## [Problem statement]
Across all the entries below, how many lines contain the string "BEGIN"? The number by itself is the answer.

--------------------------------------------------

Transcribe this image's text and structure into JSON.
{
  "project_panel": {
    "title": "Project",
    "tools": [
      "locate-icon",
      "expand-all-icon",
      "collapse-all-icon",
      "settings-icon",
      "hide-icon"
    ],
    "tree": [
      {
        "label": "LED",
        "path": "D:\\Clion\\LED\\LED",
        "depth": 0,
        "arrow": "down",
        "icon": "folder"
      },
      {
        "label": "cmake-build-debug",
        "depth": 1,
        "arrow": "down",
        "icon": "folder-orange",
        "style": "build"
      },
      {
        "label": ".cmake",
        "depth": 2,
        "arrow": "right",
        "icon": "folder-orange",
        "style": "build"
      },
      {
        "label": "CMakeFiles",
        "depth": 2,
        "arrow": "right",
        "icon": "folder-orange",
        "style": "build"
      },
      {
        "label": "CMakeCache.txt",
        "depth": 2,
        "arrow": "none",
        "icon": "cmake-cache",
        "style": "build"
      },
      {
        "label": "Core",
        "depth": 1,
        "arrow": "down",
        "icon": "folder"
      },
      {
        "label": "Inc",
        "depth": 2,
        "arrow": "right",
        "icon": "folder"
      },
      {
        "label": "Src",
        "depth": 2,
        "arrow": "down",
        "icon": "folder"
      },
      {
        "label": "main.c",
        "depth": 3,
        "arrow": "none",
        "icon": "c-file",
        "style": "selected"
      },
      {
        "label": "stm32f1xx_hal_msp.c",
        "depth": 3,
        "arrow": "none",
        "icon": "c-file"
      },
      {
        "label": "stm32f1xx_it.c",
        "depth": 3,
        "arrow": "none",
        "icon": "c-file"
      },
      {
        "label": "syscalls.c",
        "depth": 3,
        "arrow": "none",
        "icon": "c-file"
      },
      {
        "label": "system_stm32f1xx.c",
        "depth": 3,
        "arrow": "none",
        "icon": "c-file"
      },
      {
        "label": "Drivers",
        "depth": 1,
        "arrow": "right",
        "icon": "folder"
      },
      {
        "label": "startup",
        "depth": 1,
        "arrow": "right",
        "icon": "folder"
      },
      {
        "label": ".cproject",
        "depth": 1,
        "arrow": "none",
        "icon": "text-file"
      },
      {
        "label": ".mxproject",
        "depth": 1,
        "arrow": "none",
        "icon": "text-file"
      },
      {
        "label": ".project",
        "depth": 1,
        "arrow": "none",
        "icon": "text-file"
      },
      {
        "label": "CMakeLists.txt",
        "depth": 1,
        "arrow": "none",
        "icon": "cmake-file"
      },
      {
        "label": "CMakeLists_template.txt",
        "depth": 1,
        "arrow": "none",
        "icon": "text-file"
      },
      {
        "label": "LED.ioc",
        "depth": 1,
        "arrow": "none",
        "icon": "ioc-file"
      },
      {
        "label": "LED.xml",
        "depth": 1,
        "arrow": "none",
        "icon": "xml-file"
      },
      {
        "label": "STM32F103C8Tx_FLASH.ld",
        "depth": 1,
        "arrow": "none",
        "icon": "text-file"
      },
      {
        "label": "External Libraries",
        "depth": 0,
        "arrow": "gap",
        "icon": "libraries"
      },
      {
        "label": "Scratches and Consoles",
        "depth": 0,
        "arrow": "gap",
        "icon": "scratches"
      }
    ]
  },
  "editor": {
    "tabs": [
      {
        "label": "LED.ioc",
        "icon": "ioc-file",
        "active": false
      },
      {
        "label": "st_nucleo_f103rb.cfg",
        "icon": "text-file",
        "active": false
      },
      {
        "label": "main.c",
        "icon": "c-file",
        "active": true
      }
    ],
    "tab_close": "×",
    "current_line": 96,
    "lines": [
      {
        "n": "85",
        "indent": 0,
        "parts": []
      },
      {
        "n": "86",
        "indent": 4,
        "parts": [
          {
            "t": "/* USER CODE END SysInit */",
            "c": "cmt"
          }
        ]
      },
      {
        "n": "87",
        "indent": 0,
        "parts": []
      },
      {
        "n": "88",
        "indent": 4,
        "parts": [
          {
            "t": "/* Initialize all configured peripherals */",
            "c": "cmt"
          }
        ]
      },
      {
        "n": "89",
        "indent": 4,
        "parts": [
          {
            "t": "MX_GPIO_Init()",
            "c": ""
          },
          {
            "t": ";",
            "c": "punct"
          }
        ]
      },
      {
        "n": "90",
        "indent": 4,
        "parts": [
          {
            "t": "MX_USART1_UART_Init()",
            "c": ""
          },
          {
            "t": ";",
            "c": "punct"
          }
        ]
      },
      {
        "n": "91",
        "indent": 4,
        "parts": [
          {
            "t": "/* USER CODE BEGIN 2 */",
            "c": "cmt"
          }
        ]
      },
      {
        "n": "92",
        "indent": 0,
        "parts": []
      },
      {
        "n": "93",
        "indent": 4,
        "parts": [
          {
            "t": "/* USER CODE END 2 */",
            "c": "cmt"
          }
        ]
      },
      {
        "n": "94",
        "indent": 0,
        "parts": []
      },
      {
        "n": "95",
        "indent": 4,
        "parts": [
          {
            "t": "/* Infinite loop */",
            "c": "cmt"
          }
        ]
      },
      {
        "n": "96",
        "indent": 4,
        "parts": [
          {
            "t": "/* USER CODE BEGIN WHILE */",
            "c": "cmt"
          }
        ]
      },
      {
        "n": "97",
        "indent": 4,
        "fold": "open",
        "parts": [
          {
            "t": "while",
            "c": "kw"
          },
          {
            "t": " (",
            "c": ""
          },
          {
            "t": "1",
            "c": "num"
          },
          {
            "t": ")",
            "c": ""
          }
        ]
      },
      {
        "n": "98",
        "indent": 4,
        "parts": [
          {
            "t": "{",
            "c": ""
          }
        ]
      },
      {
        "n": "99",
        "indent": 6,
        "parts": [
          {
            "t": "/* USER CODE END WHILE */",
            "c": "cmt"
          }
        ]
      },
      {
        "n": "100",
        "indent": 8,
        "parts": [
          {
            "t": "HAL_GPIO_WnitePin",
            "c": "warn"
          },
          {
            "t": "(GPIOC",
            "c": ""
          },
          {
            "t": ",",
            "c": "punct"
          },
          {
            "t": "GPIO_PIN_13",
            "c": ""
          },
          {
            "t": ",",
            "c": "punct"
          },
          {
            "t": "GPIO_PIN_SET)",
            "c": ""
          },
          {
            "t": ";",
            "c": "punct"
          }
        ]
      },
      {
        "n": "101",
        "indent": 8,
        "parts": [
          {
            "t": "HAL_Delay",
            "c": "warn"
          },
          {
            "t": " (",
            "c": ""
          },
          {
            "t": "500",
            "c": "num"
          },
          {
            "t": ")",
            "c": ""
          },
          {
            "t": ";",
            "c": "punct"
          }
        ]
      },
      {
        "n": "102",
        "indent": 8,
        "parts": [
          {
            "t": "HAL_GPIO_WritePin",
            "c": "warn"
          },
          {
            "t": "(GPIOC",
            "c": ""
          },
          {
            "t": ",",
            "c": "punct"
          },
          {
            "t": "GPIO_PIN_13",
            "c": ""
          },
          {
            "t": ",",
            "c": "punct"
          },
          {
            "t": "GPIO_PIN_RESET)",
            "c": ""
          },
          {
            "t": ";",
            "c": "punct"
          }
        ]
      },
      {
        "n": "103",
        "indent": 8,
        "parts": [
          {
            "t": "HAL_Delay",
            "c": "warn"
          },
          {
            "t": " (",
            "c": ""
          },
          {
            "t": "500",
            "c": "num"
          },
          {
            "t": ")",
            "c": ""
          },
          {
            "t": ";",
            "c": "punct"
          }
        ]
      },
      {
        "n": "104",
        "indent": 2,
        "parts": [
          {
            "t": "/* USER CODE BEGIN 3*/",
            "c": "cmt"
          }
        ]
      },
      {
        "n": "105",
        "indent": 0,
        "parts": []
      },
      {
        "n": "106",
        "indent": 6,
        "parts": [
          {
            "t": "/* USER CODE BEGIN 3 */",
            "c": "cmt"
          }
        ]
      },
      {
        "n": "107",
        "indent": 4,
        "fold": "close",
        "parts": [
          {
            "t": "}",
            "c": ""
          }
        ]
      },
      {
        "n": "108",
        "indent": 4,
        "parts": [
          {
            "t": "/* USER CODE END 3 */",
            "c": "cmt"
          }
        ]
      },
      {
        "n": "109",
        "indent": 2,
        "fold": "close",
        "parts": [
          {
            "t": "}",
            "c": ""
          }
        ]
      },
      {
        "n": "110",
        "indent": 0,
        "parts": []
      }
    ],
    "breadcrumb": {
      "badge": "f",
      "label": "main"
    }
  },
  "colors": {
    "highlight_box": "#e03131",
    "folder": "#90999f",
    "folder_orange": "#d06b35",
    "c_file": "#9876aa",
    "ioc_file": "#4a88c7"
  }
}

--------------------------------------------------

## [Task result]
4